  • Equipment and workstation layout
  • Workspace features designed into equipment
  • Passageways and corridors
  • Walkway and floor surfaces
  • Catwalks, tunnels, and crawl spaces
  • Platforms, elevators, and inclinators
  • Entrances and exits
  • Ramps, ladders, and stairs

Ahlstrom, V. (2016). Human Factors Design Standard (DOT/FAA/HF-STD-001B). Atlantic City International Airport, NJ: Federal Aviation Administration William J. Hughes Technical Center.

30C (6) Corporate Witness

Products liability suit

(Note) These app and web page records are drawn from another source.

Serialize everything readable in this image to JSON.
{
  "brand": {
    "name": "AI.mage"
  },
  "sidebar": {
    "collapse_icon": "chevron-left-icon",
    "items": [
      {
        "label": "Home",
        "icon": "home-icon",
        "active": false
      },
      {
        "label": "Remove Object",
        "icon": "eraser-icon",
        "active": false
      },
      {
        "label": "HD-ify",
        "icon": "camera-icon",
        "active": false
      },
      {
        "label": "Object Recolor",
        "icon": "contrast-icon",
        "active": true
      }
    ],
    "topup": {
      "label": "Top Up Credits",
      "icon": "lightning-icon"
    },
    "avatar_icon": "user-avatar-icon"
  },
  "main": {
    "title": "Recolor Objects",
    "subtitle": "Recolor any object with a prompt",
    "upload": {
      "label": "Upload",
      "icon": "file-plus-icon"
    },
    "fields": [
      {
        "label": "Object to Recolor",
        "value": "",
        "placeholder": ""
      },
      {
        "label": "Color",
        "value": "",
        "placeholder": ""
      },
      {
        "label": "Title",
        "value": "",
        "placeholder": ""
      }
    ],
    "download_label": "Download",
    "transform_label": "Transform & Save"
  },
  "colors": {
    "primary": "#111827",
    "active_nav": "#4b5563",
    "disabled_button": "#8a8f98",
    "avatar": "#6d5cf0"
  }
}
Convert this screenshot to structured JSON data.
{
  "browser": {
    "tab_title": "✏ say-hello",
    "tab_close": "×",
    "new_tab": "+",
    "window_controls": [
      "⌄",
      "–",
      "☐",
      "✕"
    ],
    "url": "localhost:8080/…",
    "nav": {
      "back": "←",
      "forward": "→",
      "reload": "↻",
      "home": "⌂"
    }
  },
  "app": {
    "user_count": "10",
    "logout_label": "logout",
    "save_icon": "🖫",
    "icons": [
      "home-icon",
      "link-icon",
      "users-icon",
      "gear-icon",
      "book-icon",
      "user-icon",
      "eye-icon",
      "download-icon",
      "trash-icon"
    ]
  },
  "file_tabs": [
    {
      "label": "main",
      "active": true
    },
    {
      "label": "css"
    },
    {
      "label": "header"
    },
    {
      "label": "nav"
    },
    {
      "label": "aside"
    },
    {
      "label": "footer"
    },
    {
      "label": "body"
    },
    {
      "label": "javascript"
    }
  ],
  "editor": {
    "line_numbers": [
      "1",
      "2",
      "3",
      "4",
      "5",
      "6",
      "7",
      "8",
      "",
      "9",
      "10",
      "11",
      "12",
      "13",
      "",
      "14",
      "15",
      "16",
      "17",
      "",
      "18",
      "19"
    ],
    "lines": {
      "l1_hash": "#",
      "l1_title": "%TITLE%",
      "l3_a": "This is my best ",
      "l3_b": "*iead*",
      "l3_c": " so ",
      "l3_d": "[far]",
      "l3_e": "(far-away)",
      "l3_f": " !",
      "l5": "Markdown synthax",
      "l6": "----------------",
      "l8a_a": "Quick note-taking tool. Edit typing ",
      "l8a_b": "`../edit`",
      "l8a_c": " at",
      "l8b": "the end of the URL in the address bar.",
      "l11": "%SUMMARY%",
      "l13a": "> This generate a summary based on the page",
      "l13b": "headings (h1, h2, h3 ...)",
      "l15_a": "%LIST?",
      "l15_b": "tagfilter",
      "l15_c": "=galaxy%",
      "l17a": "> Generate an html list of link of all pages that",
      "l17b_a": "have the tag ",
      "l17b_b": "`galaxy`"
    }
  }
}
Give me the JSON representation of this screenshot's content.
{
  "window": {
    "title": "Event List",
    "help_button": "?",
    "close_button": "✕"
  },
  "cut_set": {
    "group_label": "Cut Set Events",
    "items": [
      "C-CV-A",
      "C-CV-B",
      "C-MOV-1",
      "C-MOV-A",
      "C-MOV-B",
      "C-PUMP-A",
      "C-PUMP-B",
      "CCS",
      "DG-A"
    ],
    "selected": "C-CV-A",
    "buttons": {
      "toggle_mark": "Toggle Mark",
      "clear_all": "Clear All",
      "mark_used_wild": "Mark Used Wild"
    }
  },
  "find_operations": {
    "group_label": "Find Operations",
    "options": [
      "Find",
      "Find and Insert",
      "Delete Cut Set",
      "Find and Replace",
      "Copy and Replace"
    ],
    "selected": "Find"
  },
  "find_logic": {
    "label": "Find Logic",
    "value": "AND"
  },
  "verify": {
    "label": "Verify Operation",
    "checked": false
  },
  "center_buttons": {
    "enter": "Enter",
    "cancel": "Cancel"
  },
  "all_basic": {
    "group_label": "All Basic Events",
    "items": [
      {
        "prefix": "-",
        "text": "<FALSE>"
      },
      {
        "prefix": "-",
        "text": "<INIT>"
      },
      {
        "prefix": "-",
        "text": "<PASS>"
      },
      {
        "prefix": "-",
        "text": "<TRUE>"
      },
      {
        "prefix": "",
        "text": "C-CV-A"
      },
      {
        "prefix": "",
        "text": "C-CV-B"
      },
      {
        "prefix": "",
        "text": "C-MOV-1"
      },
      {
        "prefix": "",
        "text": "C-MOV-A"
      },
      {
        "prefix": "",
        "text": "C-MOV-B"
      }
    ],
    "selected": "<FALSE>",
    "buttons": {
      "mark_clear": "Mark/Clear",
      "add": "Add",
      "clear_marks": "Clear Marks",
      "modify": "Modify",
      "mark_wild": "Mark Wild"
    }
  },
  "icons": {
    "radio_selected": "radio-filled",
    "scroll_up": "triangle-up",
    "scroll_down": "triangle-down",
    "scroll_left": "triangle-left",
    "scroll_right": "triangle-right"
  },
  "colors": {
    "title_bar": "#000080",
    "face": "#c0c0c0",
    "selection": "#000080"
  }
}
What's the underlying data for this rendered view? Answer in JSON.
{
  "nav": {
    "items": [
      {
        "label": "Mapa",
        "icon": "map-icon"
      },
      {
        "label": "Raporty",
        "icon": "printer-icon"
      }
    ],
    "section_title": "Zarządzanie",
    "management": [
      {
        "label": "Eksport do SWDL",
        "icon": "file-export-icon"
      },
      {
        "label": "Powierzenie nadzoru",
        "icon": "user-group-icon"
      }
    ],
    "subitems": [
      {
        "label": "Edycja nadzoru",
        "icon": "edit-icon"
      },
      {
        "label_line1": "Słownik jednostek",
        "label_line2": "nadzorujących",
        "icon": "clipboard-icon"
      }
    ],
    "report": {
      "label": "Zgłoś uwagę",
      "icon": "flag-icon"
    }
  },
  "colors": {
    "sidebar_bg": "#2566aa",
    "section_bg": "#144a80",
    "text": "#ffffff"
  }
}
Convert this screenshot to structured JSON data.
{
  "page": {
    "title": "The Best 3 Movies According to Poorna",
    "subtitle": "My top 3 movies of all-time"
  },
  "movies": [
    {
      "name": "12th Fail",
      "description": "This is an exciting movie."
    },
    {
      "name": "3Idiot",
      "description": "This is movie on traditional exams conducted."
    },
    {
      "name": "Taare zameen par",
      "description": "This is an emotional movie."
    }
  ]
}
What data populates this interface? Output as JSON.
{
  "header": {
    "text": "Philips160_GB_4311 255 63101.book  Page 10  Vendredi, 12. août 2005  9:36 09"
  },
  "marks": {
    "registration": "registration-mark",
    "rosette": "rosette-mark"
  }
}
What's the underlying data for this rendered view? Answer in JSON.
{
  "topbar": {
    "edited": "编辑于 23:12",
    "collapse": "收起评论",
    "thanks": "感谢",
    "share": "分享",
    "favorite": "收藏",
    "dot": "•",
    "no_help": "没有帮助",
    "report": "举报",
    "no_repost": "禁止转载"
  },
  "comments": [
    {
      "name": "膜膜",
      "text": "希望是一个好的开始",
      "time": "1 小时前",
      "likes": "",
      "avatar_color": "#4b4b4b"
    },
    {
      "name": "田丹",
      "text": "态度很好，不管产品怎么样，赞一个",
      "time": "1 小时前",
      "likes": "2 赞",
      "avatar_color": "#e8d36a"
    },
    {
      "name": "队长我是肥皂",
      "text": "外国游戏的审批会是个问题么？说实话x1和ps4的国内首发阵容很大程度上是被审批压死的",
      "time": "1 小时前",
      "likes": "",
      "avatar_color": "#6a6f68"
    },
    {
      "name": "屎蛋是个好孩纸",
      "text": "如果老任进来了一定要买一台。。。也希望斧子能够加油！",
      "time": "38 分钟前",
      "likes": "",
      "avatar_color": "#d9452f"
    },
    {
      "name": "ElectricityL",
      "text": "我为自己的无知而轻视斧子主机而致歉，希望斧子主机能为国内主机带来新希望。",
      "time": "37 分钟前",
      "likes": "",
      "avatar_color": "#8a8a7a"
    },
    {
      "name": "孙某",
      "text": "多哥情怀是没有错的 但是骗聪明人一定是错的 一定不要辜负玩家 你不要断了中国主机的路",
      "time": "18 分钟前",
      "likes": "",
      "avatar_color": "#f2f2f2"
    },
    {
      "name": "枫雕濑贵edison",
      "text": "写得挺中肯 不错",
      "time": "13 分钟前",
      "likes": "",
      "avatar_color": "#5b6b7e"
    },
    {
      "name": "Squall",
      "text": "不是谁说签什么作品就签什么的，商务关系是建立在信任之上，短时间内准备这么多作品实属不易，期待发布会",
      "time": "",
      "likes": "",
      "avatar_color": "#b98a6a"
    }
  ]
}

Parents in litigation sued a helmet manufacturer, designer, retailer, and others after a teenage boy died while practicing for a downhill mountain bike race. Attorneys representing a defendant company involved with the helmet in the stream of commerce retained an Error Analysis consultant for its legal defense. As the company had been sold and dissolved, and to avoid seeking out numerous people from the non-existent entity to testify for one a few topics each, the court allowed the defendant to retain one individual to testify as a 30B (6) corporate witness on behalf of their client. Our consultant at length studied the defendant organization and product at issue before testifying under oath in deposition about the corporate history and structure, the helmet at issue’s intended use and design, testing standards for safety, manuals, warnings, and all prior incidents involving the helmet line reported to the company. Our work reached a conclusion that the full-face helmet worn at the time of the incident was designed and manufactured to comply with the safety standards for the jurisdiction to which the helmet was sold, including applicable Consumer Product Safety Commission (CPSC) and ASTM International standards. The helmet was in good condition and fit well at the time of the incident. Error Analysis reviewed eyewitness accounts and crash reconstruction evidence that the bicycle speed, combined with an overshot of the jump and the boy losing control, caused him to land between two jumps. Unfortunately, the landing compressed the bicycle’s suspension and forced him onto the frame causing fatal injuries to his face and head. The matter was resolved prior to trial.      


Understanding and Evaluating Eyewitness Testimony

Human Factors and Ergonomics Society Annual International Meeting

To provide guidance for forensic practitioners who reconstruct events based on information from eyewitness testimony, Joseph Cohen with colleagues Jeffrey Martin (San Carlos, CA) and Angela Stokes (Sioux City, IA) led an interactive session at the 62nd Human Factors and Ergonomics Society International Annual Meeting during a session by the organization’s Forensic Technical Group. The session included a review of scientific literature about the fallibility of eyewitness testimony, why it occurs, and how to understand and evaluate it during a forensic investigation. The presenters showed video-based and live-action scenarios in which eyewitness memory dynamics were discussed and demonstrated. The session included tips and techniques for field investigators for dealing with eyewitness testimony. Also discussed for the forensic practitioner were evidence-based strategies for use in evaluating and weighing its accuracy and completeness.

Martin, J. A., Cohen, J., & Stokes, A. (2018). Understanding and evaluating eyewitness recall of events. 62nd Annual International Meeting of the Human Factors and Ergonomics Society, Philadelphia, PA.